Articles

The Importance of EMT Training

by Bruce Evans, Fire Chief

The complexity and rate of change in the health care system has never been greater than it is right now. Mobile integrated health care or community paramedicine, value-based purchasing, quality metrics, and the need for advanced management and leadership techniques to motivate and innovate require something more than seniority or on the job EMT training to meet the challenges of today. The rate of change in emergency medical services should be matched with equivalent education to be competitive. This can be achieved by attaining an Emergency Medical Services Degree. Lifelong learning is now a necessity and for an organization to move forward its members must continuously pursue new ideas and strategies.

LEARN MORE ABOUT EMS DEGREESGlobal competition has for years displayed the weaknesses in our workforce. Historically, EMS managers were advanced based on tenure alone and were not equipped with the tools gained from an EMS Management degree. There are significant challenges emerging that will require the knowledge and innovation acquired through education. Some of the hurdles EMS faces include: a shortage of paramedics and other health care providers; stagnant debate on ambulance design and safety that lags behind the Europeans and Australians; and quality and performance metrics for EMS that have yet to be defined, but that will soon be demanded by private insurance, Medicare and Medicaid. All require a solid foundation in EMS and the health care system provided by formal education.

The basic purpose of an Emergency Medical Services Degree is to convey knowledge about facts, concepts, events and principles. This is necessary to innovate and solve problems. EMS training on the other hand is focused upon gaining particular skills. Training is taken to master a particular task or job to become proficient in a particular skill.

With all of the competition for agency or personnel budgets it is easy to move support for a degree down on the priority list among limited funds.  The rate of change and daily demands also make it almost impossible to allocate resources to study and pursue post-secondary education.  Often education and training are the first to go when finances are tight. Training staff and support to the  EMT training division is often rationed. Frequently those in the training role are not educators, making it difficult for them to know how to generate innovative ideas.  This makes going to training or getting an education rough at best and intolerable at worst.  There is truly value in a good Emergency Medical Services degree.  

Lifelong learning is now a necessity and for an organization to move forward its members must continuously pursue new ideas and strategies.

Technology has been revolutionizing the world of education. While delivering education online is occasionally limited by bandwidth, education that is entirely available on demand, at a place and time of the individual’s choosing, on a variety of devices now eliminates previous barriers.  Access to affordable, advanced EMS education does not require a trip to the training center or crossing town to a campus. 

Finally, if there is one other reason to finish an Emergency Medical Services Degree program it is to set an example for your children. Kids will look to their parents when planning their future.  If they see that their parents placed value in education by completing a degree they will seek to emulate their parents’ achievements.  Without a bachelor’s degree future generations will be looking at low paying retail jobs, temporary employment or be seen as a lesser value in the employment market.  Engage education if not for yourself, then for future generations.

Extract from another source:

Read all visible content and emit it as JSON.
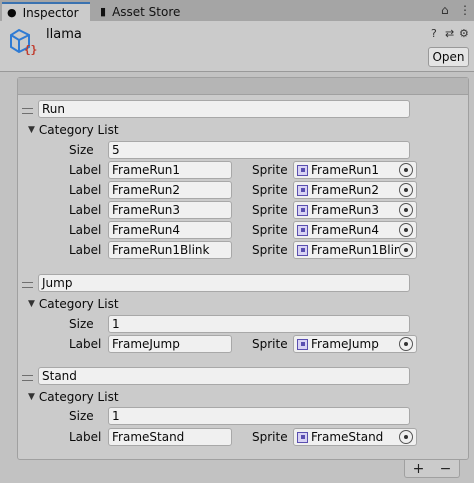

Bio:

Bruce Evans is the Fire Chief of the Upper Pine River Fire Protection District in Bayfield, CO. Chief Evans is a board member with the National Association of EMTs and completed his Master's Degree in Public Administration at the University of Nevada, Las Vegas. Evans has taught fire and EMS topics over 25 years at the National Fire Academy, College of Southern Nevada and Pueblo Community College in Durango, CO.